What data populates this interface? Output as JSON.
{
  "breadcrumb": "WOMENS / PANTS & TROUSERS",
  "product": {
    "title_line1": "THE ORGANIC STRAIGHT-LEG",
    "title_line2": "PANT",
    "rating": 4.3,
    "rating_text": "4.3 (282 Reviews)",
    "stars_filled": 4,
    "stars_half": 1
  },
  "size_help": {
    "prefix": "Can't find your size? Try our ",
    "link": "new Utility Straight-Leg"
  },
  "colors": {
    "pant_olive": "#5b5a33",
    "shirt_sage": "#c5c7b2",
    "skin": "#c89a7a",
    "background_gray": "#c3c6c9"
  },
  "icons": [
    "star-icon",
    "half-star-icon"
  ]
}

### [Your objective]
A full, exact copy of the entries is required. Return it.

### [Exercise answer]
What data populates this interface? Output as JSON.
{
  "breadcrumb": "WOMENS / PANTS & TROUSERS",
  "product": {
    "title_line1": "THE ORGANIC STRAIGHT-LEG",
    "title_line2": "PANT",
    "rating": 4.3,
    "rating_text": "4.3 (282 Reviews)",
    "stars_filled": 4,
    "stars_half": 1
  },
  "size_help": {
    "prefix": "Can't find your size? Try our ",
    "link": "new Utility Straight-Leg"
  },
  "colors": {
    "pant_olive": "#5b5a33",
    "shirt_sage": "#c5c7b2",
    "skin": "#c89a7a",
    "background_gray": "#c3c6c9"
  },
  "icons": [
    "star-icon",
    "half-star-icon"
  ]
}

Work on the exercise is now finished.